Credit lifeboat comes with moral hazards

Credit lifeboat comes with moral hazards

What’s the best way to rescue stricken credit vehicles? The answer, it seems, is to create an even bigger one. Under plans encouraged by the US treasury, three leading investment banks will launch a $75 billion (Rs2.95 trillion) conduit which will buy the assets of those structured investment vehicles (SIVs) currently struggling to find financing.

Conceptually, the move makes sense. SIVs are typically off-balance sheet funds that invest in asset-backed securities, including mortgages, and are financed through the short-term commercial paper market.

Unlike conduits, which have a full bank guarantee, SIVs tend to have only a partial bank guarantee.
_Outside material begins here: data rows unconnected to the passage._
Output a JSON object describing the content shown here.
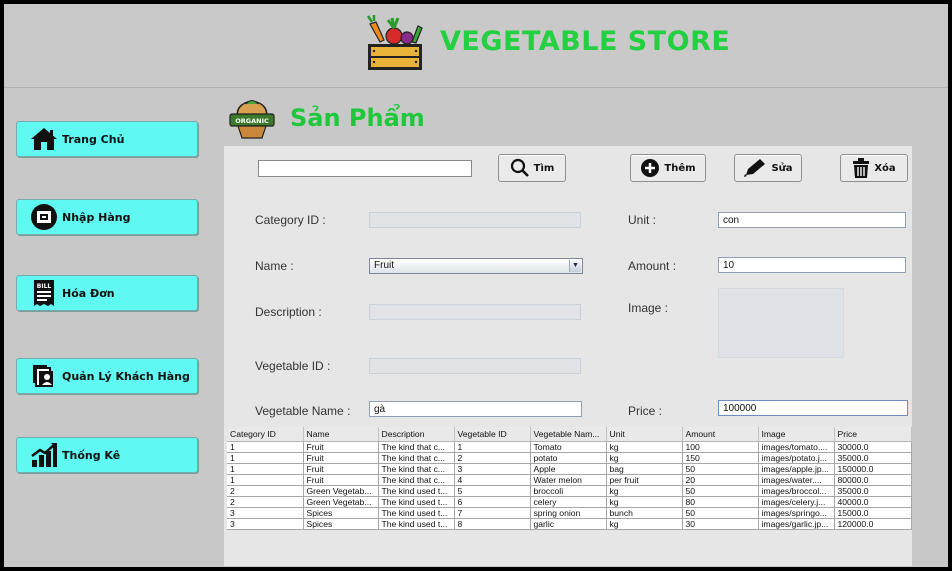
{
  "app": {
    "title": "VEGETABLE  STORE",
    "accent": "#22d040",
    "nav_color": "#5ff9f2"
  },
  "sidebar": {
    "items": [
      {
        "label": "Trang Chủ",
        "icon": "home-icon"
      },
      {
        "label": "Nhập Hàng",
        "icon": "import-icon"
      },
      {
        "label": "Hóa Đơn",
        "icon": "bill-icon"
      },
      {
        "label": "Quản Lý Khách Hàng",
        "icon": "customers-icon"
      },
      {
        "label": "Thống Kê",
        "icon": "chart-icon"
      }
    ]
  },
  "main": {
    "title": "Sản Phẩm",
    "organic_badge": "ORGANIC",
    "bill_badge": "BILL",
    "search": {
      "value": "",
      "button": "Tìm"
    },
    "actions": {
      "add": "Thêm",
      "edit": "Sửa",
      "delete": "Xóa"
    },
    "form": {
      "category_id_label": "Category ID :",
      "category_id_value": "",
      "name_label": "Name :",
      "name_value": "Fruit",
      "description_label": "Description :",
      "description_value": "",
      "vegetable_id_label": "Vegetable ID :",
      "vegetable_id_value": "",
      "vegetable_name_label": "Vegetable Name :",
      "vegetable_name_value": "gà",
      "unit_label": "Unit :",
      "unit_value": "con",
      "amount_label": "Amount :",
      "amount_value": "10",
      "image_label": "Image :",
      "price_label": "Price :",
      "price_value": "100000"
    },
    "table": {
      "columns": [
        "Category ID",
        "Name",
        "Description",
        "Vegetable ID",
        "Vegetable Nam...",
        "Unit",
        "Amount",
        "Image",
        "Price"
      ],
      "rows": [
        [
          "1",
          "Fruit",
          "The kind that c...",
          "1",
          "Tomato",
          "kg",
          "100",
          "images/tomato....",
          "30000.0"
        ],
        [
          "1",
          "Fruit",
          "The kind that c...",
          "2",
          "potato",
          "kg",
          "150",
          "images/potato.j...",
          "35000.0"
        ],
        [
          "1",
          "Fruit",
          "The kind that c...",
          "3",
          "Apple",
          "bag",
          "50",
          "images/apple.jp...",
          "150000.0"
        ],
        [
          "1",
          "Fruit",
          "The kind that c...",
          "4",
          "Water melon",
          "per fruit",
          "20",
          "images/water....",
          "80000.0"
        ],
        [
          "2",
          "Green Vegetab...",
          "The kind used t...",
          "5",
          " broccoli",
          "kg",
          "50",
          "images/broccol...",
          "35000.0"
        ],
        [
          "2",
          "Green Vegetab...",
          "The kind used t...",
          "6",
          "celery",
          "kg",
          "80",
          "images/celery.j...",
          "40000.0"
        ],
        [
          "3",
          "Spices",
          "The kind used t...",
          "7",
          " spring onion",
          "bunch",
          "50",
          "images/springo...",
          "15000.0"
        ],
        [
          "3",
          "Spices",
          "The kind used t...",
          "8",
          "garlic",
          "kg",
          "30",
          "images/garlic.jp...",
          "120000.0"
        ]
      ]
    }
  }
}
That means if they run into financing difficulties as commercial paper programmes roll over, they will be forced to dump assets at firesale prices.

That can have knock-on effects for the entire banking industry, forcing other holders of similar assets to mark their positions to the new lower market price, which may in turn trigger further firesales.

It’s not yet clear how the unpromisingly-titled Single-Master Liquidity Enhancing Conduit (SMLEC) will work in practice—that is likely to be revealed later on Monday. But the likely total credit guarantee of around $75 billion is enough to absorb about one-third of the estimated $250 billion of industry-wide SIV assets.

Assuming that is enough to roll over all forthcoming financing programmes for the immediate future, that should remove a major element of uncertainty from both the commercial paper market and the asset-backed securities market. If the commercial paper market reopens, banks will be under less pressure to hoard cash to honour guarantees.

In this sense, the SMLEC is, therefore, a welcome attempt to ease the credit squeeze, which is already taking its toll on the world economy.

Still, as with all central bank-orchestrated lifeboats, the SMLEC presents the usual array of moral hazards; prudent banks with minimal exposure to SIVs that hoped to profit from distressed sales will lose out; while banks that piled into SIVS, and which stand to lose most if market prices fall further, will find their recklessness goes unpunished.